The ancestors of the name Huggul date back to the Anglo-Saxon
tribes of Britain. The name is derived from when the Huggul family lived in Howgill or Hugill. Howgill is in Sedburgh, in the West Riding of Yorkshire
. Hugill is in Westmorland
(now part of Cumbria). The names have a common origin, however. They are based on the Old Norse word haugrgeil,
which means "barrow (hill) in a ravine."
Early Origins of the Huggul family
The surname Huggul was first found in Yorkshire
where they held a family seat
from very ancient times, some say well before the Norman Conquest
and the arrival of Duke William at Hastings in 1066 A.D.
Early History of the Huggul family
This web page shows only a small excerpt of our Huggul research.Another 135 words (10 lines of text) are included under the topic Early Huggul History in all our PDF Extended History products and printed products wherever possible.
Huggul Spelling Variations
It is only in the last few hundred
years that the English language has been standardized. For that reason, early Anglo-Saxon
surnames like Huggul are characterized by many spelling variations
. As the English language changed and incorporated elements of other European languages, even literate people changed the spelling of their names.

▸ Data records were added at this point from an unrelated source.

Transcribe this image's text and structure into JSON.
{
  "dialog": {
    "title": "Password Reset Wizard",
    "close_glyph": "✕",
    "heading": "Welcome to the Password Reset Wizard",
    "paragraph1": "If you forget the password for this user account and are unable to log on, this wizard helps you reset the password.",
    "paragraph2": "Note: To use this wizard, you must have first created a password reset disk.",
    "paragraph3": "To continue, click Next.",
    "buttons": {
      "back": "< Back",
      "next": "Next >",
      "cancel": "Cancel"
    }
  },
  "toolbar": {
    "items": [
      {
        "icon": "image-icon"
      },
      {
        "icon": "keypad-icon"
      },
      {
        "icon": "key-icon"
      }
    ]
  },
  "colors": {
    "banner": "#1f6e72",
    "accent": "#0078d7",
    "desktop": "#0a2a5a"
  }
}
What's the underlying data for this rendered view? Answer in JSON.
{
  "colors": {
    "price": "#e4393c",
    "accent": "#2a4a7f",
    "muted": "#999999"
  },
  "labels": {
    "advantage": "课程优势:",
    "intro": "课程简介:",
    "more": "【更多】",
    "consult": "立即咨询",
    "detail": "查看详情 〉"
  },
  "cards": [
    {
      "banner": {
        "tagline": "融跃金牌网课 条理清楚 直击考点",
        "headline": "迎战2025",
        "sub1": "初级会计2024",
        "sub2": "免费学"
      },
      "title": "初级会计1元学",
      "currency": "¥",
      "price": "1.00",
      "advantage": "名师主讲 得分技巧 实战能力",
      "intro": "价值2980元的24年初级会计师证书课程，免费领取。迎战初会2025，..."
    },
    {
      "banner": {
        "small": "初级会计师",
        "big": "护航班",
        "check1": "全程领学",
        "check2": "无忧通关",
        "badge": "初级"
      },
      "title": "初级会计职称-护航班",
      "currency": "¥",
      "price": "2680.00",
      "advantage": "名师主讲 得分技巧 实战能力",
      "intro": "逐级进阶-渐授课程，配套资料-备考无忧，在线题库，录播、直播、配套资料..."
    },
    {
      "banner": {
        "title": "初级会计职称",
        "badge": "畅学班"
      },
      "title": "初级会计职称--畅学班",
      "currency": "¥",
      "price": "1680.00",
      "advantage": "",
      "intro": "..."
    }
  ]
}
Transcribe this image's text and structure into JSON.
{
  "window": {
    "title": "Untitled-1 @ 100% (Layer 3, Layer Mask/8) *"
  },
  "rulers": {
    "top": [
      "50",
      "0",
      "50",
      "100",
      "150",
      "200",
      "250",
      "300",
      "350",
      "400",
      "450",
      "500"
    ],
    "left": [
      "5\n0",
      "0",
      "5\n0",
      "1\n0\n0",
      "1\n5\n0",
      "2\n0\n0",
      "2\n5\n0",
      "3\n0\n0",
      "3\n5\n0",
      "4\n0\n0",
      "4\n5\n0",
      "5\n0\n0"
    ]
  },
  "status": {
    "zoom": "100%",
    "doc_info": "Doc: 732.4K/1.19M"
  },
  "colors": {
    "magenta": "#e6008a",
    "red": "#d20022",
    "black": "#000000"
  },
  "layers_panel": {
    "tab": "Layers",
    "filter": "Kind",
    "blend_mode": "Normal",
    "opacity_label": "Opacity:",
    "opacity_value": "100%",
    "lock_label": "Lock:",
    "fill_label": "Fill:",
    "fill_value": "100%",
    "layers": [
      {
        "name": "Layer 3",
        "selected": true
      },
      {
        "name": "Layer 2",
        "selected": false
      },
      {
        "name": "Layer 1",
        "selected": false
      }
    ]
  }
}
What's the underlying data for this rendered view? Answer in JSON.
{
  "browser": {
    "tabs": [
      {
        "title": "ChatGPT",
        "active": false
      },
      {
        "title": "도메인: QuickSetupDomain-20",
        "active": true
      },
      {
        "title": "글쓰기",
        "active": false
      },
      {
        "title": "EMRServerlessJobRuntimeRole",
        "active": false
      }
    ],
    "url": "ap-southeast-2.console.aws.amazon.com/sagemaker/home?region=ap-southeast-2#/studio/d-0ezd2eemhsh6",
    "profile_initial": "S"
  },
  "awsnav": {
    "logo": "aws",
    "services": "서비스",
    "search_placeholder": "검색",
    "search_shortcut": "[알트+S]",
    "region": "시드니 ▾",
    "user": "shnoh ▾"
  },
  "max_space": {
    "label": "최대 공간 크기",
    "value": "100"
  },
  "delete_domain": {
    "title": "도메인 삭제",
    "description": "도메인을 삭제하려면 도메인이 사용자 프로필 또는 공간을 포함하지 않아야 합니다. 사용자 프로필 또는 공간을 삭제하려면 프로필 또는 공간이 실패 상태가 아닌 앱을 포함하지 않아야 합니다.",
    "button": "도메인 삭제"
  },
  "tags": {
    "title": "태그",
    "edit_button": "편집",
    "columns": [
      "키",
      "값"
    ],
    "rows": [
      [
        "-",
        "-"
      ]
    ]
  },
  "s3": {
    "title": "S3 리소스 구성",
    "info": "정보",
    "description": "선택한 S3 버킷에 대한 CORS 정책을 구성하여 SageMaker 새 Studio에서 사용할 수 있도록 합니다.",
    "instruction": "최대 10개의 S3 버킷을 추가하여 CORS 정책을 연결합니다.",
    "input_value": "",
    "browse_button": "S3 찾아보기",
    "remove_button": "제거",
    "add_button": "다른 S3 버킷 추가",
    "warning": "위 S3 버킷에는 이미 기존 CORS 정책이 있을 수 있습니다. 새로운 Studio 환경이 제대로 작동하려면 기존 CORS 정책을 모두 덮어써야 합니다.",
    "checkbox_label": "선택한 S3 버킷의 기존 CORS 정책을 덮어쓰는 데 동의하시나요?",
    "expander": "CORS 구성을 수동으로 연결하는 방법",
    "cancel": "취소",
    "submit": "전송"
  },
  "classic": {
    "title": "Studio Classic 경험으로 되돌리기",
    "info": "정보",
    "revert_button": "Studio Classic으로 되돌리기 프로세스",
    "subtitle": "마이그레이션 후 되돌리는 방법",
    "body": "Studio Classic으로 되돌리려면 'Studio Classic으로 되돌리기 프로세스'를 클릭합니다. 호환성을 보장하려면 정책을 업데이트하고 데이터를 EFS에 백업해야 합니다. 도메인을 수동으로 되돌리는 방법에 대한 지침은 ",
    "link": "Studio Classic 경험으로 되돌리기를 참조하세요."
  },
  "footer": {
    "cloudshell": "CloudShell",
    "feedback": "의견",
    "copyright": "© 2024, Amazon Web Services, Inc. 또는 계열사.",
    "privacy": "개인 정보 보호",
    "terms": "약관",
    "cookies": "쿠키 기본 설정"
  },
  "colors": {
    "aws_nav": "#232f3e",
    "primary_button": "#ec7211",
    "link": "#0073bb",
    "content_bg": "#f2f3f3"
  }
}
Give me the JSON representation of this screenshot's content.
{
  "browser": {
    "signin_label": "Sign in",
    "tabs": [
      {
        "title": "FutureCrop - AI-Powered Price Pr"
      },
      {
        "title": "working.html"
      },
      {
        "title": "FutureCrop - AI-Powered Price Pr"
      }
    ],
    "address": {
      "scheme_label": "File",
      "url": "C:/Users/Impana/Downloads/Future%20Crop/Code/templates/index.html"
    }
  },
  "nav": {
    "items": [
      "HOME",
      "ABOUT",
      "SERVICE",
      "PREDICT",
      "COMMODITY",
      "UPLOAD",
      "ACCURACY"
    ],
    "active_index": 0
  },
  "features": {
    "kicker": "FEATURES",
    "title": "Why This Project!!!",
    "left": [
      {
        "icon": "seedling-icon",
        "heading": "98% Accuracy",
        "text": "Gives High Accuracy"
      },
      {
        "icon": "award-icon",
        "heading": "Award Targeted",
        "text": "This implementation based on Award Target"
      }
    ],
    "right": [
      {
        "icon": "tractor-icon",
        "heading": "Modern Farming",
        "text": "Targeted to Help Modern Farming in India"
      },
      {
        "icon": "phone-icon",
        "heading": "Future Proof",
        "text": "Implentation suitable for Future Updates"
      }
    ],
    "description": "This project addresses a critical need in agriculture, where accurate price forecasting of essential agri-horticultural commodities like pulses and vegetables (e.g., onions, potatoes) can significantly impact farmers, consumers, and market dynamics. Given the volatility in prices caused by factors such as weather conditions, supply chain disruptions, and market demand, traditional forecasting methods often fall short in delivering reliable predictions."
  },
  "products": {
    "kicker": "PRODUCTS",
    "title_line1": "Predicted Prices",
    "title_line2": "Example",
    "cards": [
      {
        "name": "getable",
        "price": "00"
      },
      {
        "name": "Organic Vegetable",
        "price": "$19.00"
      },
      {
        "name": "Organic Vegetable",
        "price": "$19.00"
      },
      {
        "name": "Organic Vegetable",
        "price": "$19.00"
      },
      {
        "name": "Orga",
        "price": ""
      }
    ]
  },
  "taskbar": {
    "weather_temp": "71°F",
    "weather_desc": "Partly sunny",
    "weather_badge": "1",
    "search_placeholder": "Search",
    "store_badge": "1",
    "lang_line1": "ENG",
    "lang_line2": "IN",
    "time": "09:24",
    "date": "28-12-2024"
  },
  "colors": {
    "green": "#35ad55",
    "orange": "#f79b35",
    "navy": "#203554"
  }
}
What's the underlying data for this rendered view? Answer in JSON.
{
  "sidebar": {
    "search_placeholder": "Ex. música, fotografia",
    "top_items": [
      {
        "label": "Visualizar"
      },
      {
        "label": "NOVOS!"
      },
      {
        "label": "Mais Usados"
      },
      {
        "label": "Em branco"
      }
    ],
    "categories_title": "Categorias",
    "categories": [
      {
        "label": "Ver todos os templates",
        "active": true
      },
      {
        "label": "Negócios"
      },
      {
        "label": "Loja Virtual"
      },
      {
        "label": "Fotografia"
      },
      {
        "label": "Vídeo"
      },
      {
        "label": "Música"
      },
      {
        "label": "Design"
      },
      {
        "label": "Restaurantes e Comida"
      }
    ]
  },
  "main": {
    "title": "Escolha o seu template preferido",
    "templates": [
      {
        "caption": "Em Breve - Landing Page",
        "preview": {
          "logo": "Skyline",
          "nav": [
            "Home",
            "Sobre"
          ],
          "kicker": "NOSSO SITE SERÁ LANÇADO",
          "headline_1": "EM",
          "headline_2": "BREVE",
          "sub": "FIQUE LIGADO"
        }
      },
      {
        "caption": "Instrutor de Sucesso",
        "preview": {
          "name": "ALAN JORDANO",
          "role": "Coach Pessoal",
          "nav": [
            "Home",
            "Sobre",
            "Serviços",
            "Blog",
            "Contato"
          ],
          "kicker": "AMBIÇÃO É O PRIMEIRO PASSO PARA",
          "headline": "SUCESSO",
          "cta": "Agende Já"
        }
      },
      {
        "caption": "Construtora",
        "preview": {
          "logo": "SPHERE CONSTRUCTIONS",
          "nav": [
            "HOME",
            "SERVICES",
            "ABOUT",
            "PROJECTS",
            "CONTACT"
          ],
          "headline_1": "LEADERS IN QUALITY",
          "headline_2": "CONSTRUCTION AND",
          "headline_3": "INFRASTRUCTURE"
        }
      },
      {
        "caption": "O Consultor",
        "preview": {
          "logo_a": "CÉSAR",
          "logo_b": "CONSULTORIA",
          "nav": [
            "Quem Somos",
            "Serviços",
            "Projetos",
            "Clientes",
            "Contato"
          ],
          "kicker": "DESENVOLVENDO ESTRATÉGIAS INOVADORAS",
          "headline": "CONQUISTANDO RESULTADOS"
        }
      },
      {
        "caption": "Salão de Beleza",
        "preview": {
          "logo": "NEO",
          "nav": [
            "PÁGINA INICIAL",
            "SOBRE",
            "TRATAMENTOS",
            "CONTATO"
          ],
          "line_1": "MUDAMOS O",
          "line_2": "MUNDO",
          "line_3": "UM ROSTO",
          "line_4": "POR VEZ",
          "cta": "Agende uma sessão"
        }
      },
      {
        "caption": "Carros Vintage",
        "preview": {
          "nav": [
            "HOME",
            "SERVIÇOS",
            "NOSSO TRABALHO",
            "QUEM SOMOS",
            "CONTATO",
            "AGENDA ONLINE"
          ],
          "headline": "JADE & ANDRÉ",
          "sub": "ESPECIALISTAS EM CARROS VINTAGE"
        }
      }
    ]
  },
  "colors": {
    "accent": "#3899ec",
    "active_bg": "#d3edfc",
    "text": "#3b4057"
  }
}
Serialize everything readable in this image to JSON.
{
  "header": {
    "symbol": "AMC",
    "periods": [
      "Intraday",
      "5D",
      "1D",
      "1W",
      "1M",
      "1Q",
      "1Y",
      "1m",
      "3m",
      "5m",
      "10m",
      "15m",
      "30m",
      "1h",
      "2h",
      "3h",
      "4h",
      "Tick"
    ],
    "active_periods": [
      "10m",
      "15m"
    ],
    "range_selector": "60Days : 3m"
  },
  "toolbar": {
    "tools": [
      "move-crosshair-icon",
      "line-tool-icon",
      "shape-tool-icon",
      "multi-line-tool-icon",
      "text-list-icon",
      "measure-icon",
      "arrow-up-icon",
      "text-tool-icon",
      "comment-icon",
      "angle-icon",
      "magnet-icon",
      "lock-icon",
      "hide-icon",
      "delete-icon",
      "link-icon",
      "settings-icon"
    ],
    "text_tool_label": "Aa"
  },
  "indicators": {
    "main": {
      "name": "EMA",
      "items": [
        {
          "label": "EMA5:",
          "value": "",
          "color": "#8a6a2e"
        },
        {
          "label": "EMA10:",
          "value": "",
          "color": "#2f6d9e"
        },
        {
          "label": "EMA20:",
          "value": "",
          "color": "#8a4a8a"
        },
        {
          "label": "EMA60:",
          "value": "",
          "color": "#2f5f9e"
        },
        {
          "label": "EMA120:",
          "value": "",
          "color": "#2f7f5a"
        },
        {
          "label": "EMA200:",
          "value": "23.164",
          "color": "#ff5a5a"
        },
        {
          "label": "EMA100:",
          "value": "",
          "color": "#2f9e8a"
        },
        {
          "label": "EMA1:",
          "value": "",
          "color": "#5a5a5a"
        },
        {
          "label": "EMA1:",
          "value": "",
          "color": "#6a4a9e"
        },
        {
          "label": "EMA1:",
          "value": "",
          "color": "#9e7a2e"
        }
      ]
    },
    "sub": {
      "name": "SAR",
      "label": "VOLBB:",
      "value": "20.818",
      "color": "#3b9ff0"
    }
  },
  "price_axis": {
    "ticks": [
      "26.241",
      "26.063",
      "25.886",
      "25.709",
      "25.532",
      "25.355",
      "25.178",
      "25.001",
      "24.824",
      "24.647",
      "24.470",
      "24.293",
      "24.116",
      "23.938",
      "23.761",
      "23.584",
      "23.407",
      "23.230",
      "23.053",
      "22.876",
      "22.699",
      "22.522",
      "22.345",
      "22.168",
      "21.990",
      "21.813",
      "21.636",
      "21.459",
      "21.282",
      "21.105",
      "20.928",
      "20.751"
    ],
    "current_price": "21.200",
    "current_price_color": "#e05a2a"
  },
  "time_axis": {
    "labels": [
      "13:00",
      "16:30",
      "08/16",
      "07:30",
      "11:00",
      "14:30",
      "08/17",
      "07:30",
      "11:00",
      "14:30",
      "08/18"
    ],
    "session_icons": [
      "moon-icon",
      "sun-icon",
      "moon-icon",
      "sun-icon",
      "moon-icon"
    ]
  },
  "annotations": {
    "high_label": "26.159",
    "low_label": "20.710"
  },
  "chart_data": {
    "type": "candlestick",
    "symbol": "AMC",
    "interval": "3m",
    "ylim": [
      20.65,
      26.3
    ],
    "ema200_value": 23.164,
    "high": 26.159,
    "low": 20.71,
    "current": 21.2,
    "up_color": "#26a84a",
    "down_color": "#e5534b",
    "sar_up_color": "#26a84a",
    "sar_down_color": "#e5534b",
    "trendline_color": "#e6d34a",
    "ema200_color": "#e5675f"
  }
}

The variations of the name Huggul include: Hewgill, Hugill, Hugil and others.
Early Notables of the Huggul family (pre 1700)
More information is included under the topic Early Huggul Notables in all our PDF Extended History products
and printed products wherever possible.
Migration of the Huggul family to the New World and Oceana
Many English families tired of political and religious strife left Britain for the new colonies in North America. Although the trip itself offered no relief - conditions on the ships were extremely cramped, and many travelers arrived diseased, starving, and destitute - these immigrants believed the opportunities that awaited them were worth the risks. Once in the colonies, many of the families did indeed prosper and, in turn, made significant contributions to the culture and economies of the growing colonies. An inquiry into the early roots of North American families has revealed a number of immigrants bearing the name Huggul or a variant listed above: John and Eleanor Hugil who settled in New York State in 1820 with eight children; Abraham Hugle settled in Philadelphia in 1754; with Charity; Arnold and Killian Hugle settled in Philadelphia in 1875..